    As you can see above this is the skeleton of a very basic application, with no advanced settings and no indication of any third party library.

    Okay, but what now?
    Now that you already have the vanat skeleton configured in your application we will include some packages. Vanat uses as its repository the VPackagist where any developer can create their own packages and make them available to the community similar to github. VPackagist can provide you with several packages.

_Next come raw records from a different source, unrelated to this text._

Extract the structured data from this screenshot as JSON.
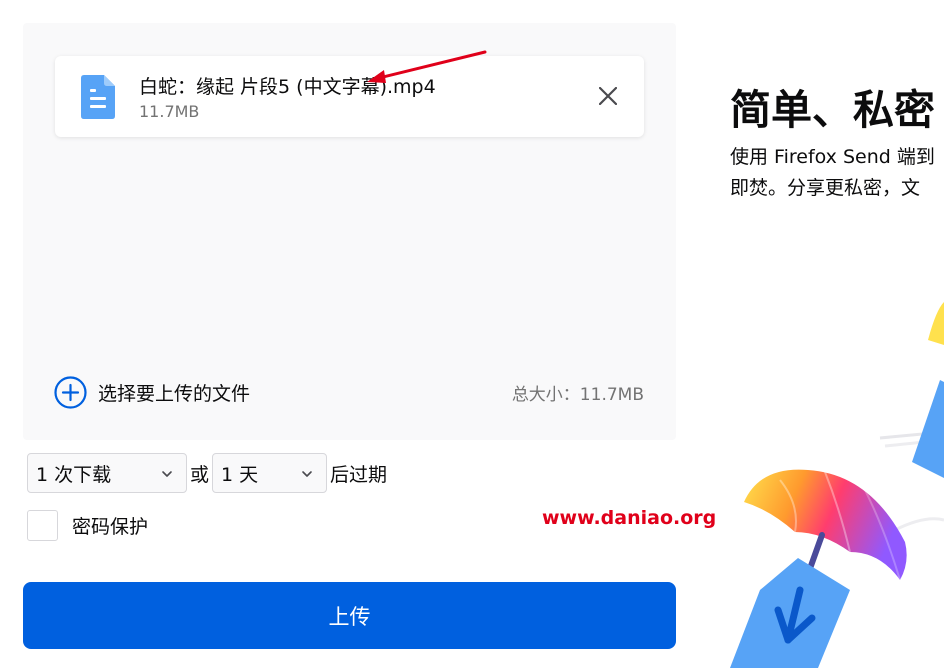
{
  "upload": {
    "file": {
      "name": "白蛇：缘起 片段5 (中文字幕).mp4",
      "size": "11.7MB"
    },
    "add_label": "选择要上传的文件",
    "total_size": "总大小：11.7MB"
  },
  "options": {
    "downloads_selected": "1 次下载",
    "connector": "或",
    "days_selected": "1 天",
    "suffix": "后过期",
    "password_label": "密码保护"
  },
  "upload_button_label": "上传",
  "hero": {
    "title": "简单、私密",
    "desc_line1": "使用 Firefox Send 端到",
    "desc_line2": "即焚。分享更私密，文"
  },
  "watermark": "www.daniao.org",
  "colors": {
    "accent": "#0060df",
    "file_icon": "#57a3f6",
    "annotation": "#e0001a"
  },
  "icons": {
    "file": "document-icon",
    "close": "close-icon",
    "add": "plus-circle-icon",
    "chevron": "chevron-down-icon"
  }
}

    A small example
    For teaching purposes I will show here the use of a library for vdk created by Robert San. In the section where you define the requirements (require) in the vanat.json file simply add just below the line that defines that the vala needs the desired package name and version. In this case the package is vala-development-kit/vdk and the version is 0.1.*. With this the new structure of vanat.json is:

    {
        "name":"Project name",
        "description": "Brief description of what the application proposes to do", 
        "require":{
            "vala":"0.36.*"
            "vala-development-kit/vdk":"0.1.*"
        }
    }

    Vanat works with a package repository, VPackagist (the official destination for packages created for Vanat). This is where you find the name and version of the packages you can use in your project. Then it is assumed that the vala-development-kit/vdk package is registered in VPackagist.

    All ready
    Okay, now it's all ready for you to see the vanat in action. In the root folder of your application (which is the same as vanat.json is) run the vanat install command. This command will make the vanat read the settings set in the json file and install all the libraries/packages needed for your application and also these same libraries that have dependencies will have the same ones solved. Think of vanat more or less like Linux debian apt-get. In it, when installing any package, all its dependencies are resolved automatically.

    Note that in the folder where your application is now there is the vendor folder, a vanat file (which was already there) and a vanat.lock file - which is the file that was automatically generated after the installation was successful.

    Installing a library directly
    If you decide to install a package without having to edit the vanat.json file, simply notify the vanat of your choice so that it can add it to your project. To do this, type the following command on the terminal:

    $ vanat require vala-development-kit/vdk

    Package Names
    The package name consists of a vendor name and the project's name. Often these will be identical - the vendor name just exists to prevent naming clashes. For example, it would allow two different people to create a library named json. One might be named igorw/json while the other might be seldaek/json.

  •   VPackagist

    What is VPackagist?
    VPackagist is the default Vanat package repository. It lets you find packages and lets Vanat know where to get the code from.

    You can find the https://github.com/vpackagist source on GitHub.

  •   Report problems or improvement

    Found a bug or did you have any idea how to improve vanat? We'd love to hear about it! Please report all issues about the issues in our github.